AA amyloidosis is caused by the deposition of misfolded serum amyloid A protein (SAA) in various organs and tissues throughout the body. It is usually associated with chronic inflammation, such as rheumatoid arthritis, systemic lupus erythematosus, or other inflammatory conditions.
Diagnosis of AA amyloidosis is based on a combination of clinical findings, laboratory tests, and imaging studies. Laboratory tests may include SAA protein levels, which are usually elevated in AA amyloidosis. Imaging studies such as computed tomography (CT) or magnetic resonance imaging (MRI) may be used to identify affected organs and tissues.
The differential diagnosis for AA amyloidosis includes other systemic amyloidoses, such as AL and ATTR, as well as other diseases that can cause similar symptoms.
Treatment of AA amyloidosis typically involves controlling the underlying inflammatory condition, as well as specific medications to reduce SAA protein levels. Additionally, supportive care such as physical and occupational therapy may be helpful.
The prognosis for AA amyloidosis is highly variable and depends on the severity of the condition and the underlying cause.
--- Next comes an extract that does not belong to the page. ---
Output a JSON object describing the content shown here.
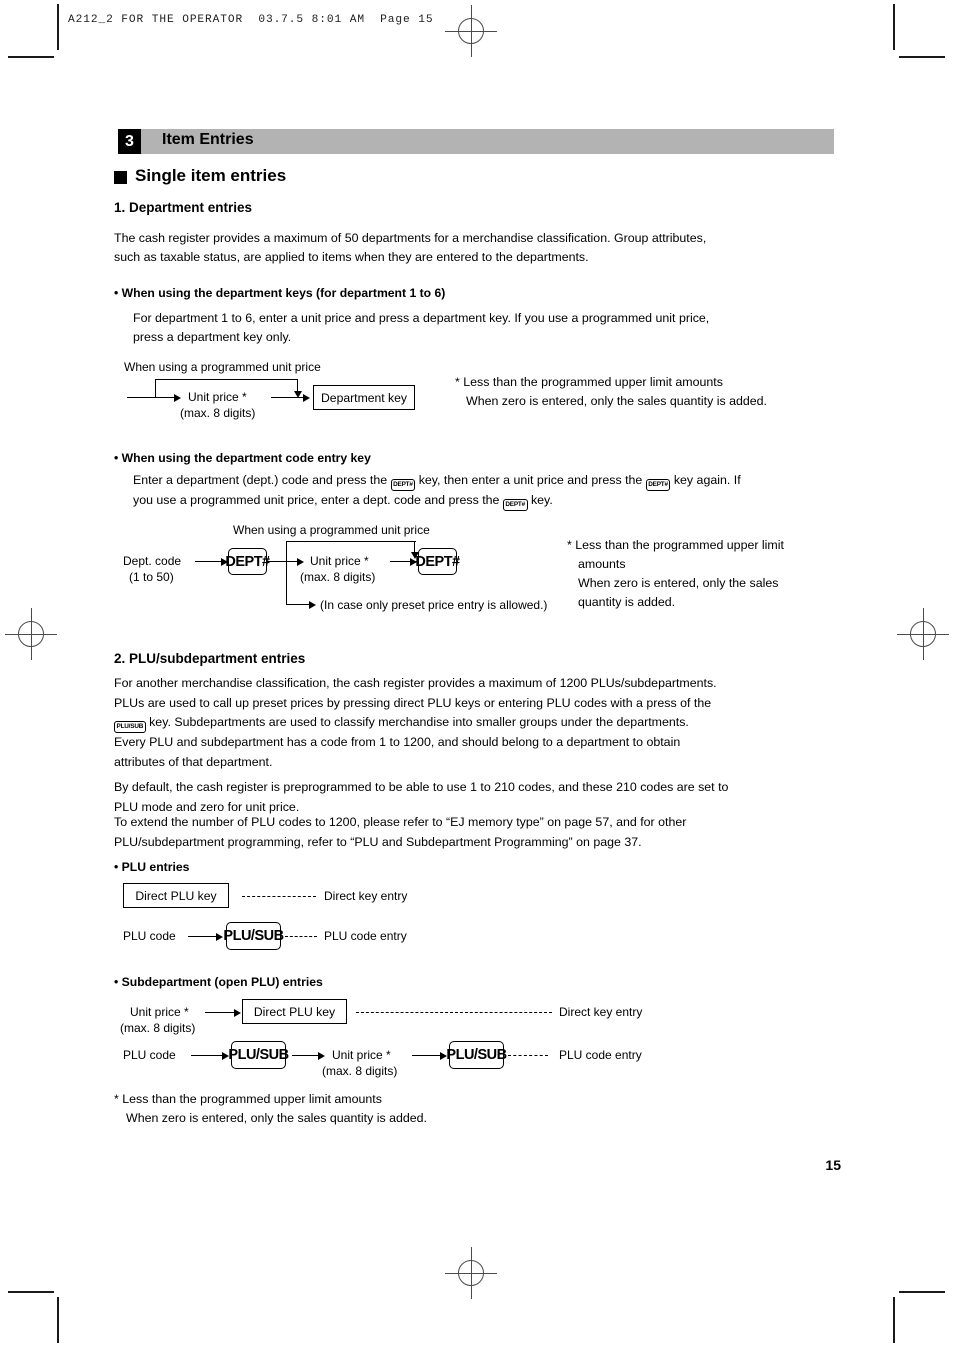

However, early diagnosis and aggressive treatment can improve outcomes.